I never knew there were so many things to learn, besides how to paint, when you want to become an artist. It isn’t enough to learn about primary, secondary and tertiary colors, ground, support, mediums, soft edges, hard edges, values, shadows, light, impasto, photo realism, contemporary realism, romanticism, abstract, acrylic, oil, colored pencils (not pencil crayons as I would like to call them), composition, canvas, brushes, conte, glazing, organic shapes, easels…………now “copyright”!
Copyright is an important term for all artists and it gives protection to their creations. The term copyright means – the right to copy….or….the exclusive legal right to reproduce, publish, sell, or distribute the matter and form of something (as a literary, musical, or artistic work).

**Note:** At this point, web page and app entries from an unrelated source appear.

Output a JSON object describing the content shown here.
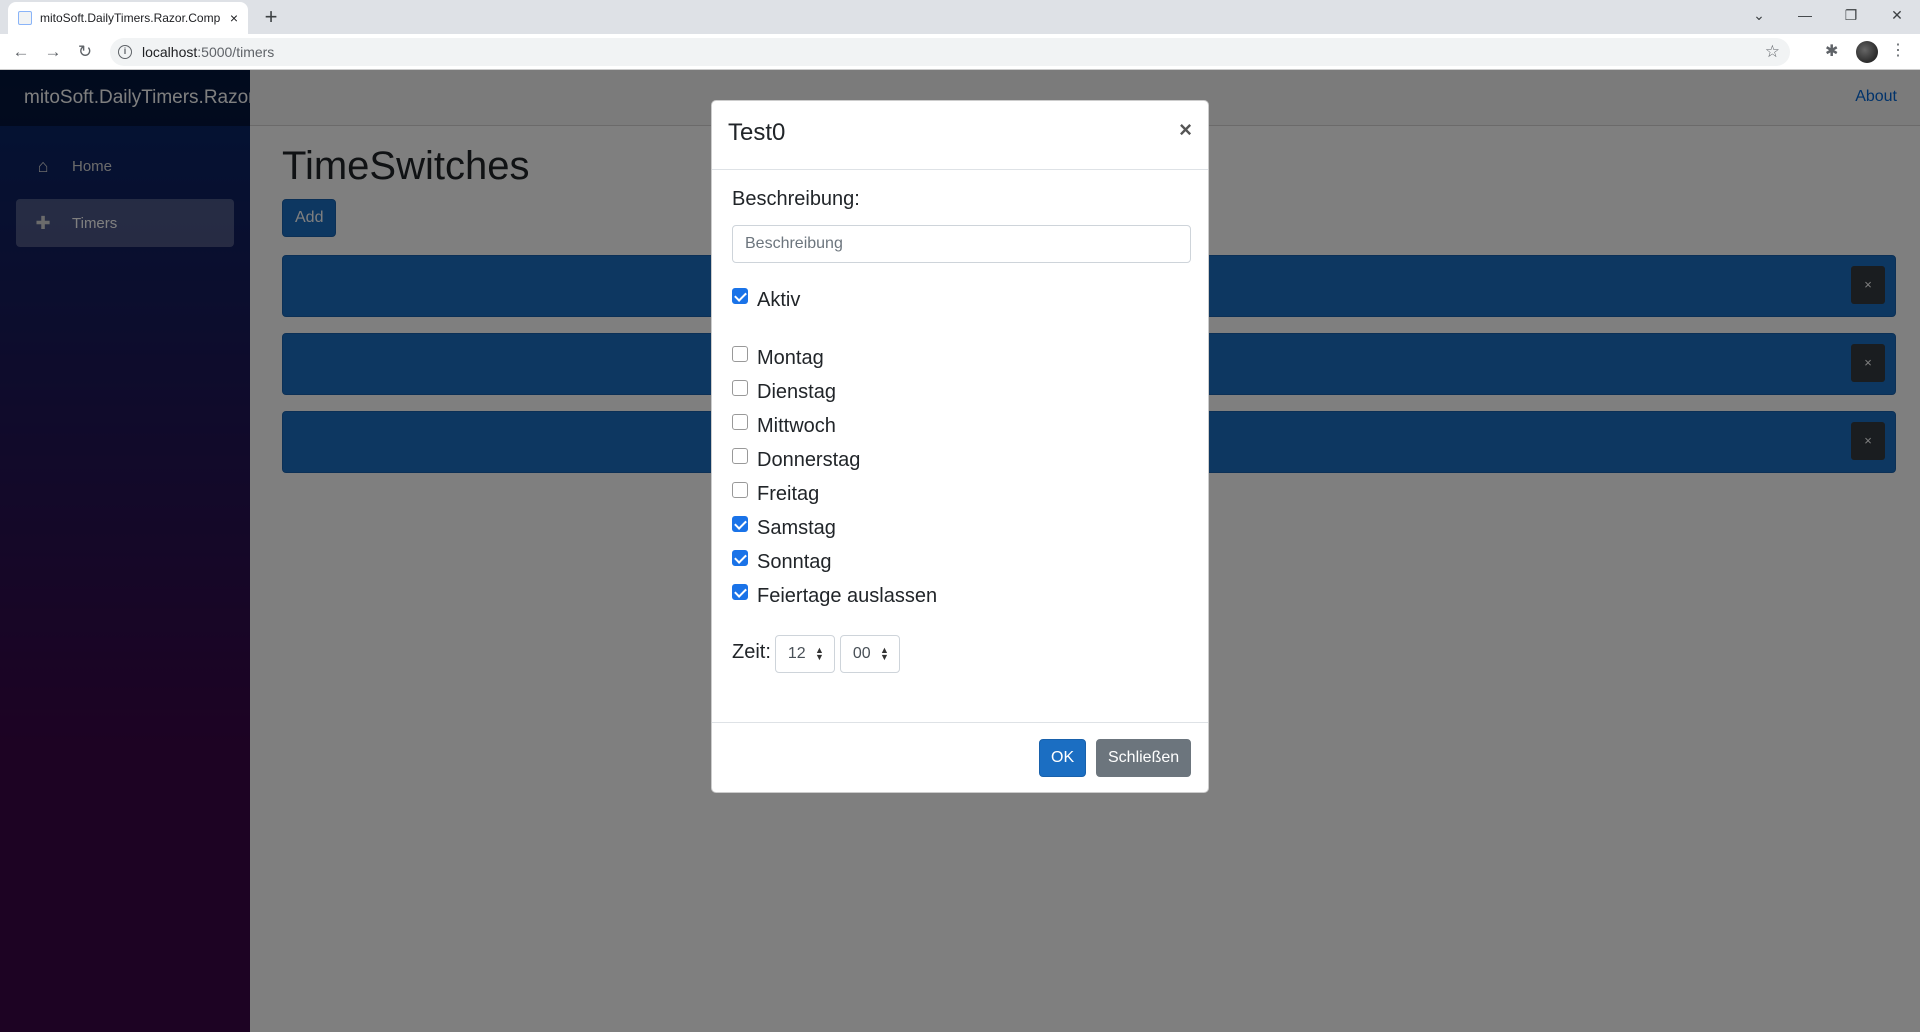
{
  "browser": {
    "tab_title": "mitoSoft.DailyTimers.Razor.Comp",
    "tab_close": "×",
    "new_tab": "+",
    "url_host": "localhost",
    "url_rest": ":5000/timers",
    "info": "i",
    "back": "←",
    "forward": "→",
    "reload": "↻",
    "star": "☆",
    "extensions": "✱",
    "menu": "⋮",
    "minimize": "—",
    "restore": "❐",
    "close": "✕",
    "tab_search": "⌄"
  },
  "app": {
    "brand": "mitoSoft.DailyTimers.Razor.Components",
    "about": "About",
    "nav": [
      {
        "label": "Home",
        "icon": "home-icon",
        "glyph": "⌂"
      },
      {
        "label": "Timers",
        "icon": "plus-icon",
        "glyph": "✚"
      }
    ],
    "page_title": "TimeSwitches",
    "add_label": "Add",
    "timer_delete": "×"
  },
  "modal": {
    "title": "Test0",
    "close": "×",
    "description_label": "Beschreibung:",
    "description_placeholder": "Beschreibung",
    "description_value": "",
    "active_label": "Aktiv",
    "active": true,
    "days": [
      {
        "label": "Montag",
        "checked": false
      },
      {
        "label": "Dienstag",
        "checked": false
      },
      {
        "label": "Mittwoch",
        "checked": false
      },
      {
        "label": "Donnerstag",
        "checked": false
      },
      {
        "label": "Freitag",
        "checked": false
      },
      {
        "label": "Samstag",
        "checked": true
      },
      {
        "label": "Sonntag",
        "checked": true
      },
      {
        "label": "Feiertage auslassen",
        "checked": true
      }
    ],
    "time_label": "Zeit:",
    "hour": "12",
    "minute": "00",
    "select_arrows": "▲▼",
    "ok_label": "OK",
    "close_label": "Schließen"
  },
  "colors": {
    "primary": "#1b6ec2",
    "secondary": "#6c757d",
    "checkbox": "#1a73e8"
  }
}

In Canada the Copyright Act was first passed in 1921. It has been amended a few times since it’s inception but for the most part it has remained the same. Basically, if you create a literary, musical or artistic work, you as the artist own the copyright unless you sell the copyright or make clear declaration not to assert copyright. In the latter case it becomes know as “public domain”. The copyright of a piece of art remains with the artist or his/her heirs for the artist's entire life plus 50 years after artist's death, even if the piece of art has been sold to someone else. In the case of the USA it is 70 years after artist's death, then it becomes public domain; generally speaking.
As with most rules there are always exceptions. In Canada we have something called “Fair Dealing”. This means you can use some copyright material for educational research, private study, criticism and review but there are considerations you need to follow. It is a little bit different from the USA’s exception which is called “Fair Use”; meaning to be used in teaching or making multiple copies for classroom use.
I’m very glad that there are copyright laws for my artwork, but I know understanding how it all works can be confusing. The best thing to do if you want to copy someone else’s work, and that would include downloading a picture from the internet, is to ask the copyright owner for permission and if you get it, it’s best to get it in writing, and make sure to give credit to copyright owner whenever possible regarding the work. Don’t ever assume the owner has given up copyright if you don’t see something regarding it, always assume you need permission.
When I use other people’s photos for my work I have them sign a contract which gives me license to use and profit from the work I created using their photos. As a digital photographer you own the copyright of all photos taken from your camera; even if you didn’t actually take the photo yourself. When it comes to photos made from negatives, the photographer owns the copyright.
Copyrights are very important and shouldn’t be taken lightly by artists or consumers. Understanding them and following the law will keep both parties happy and out of the law courts. ©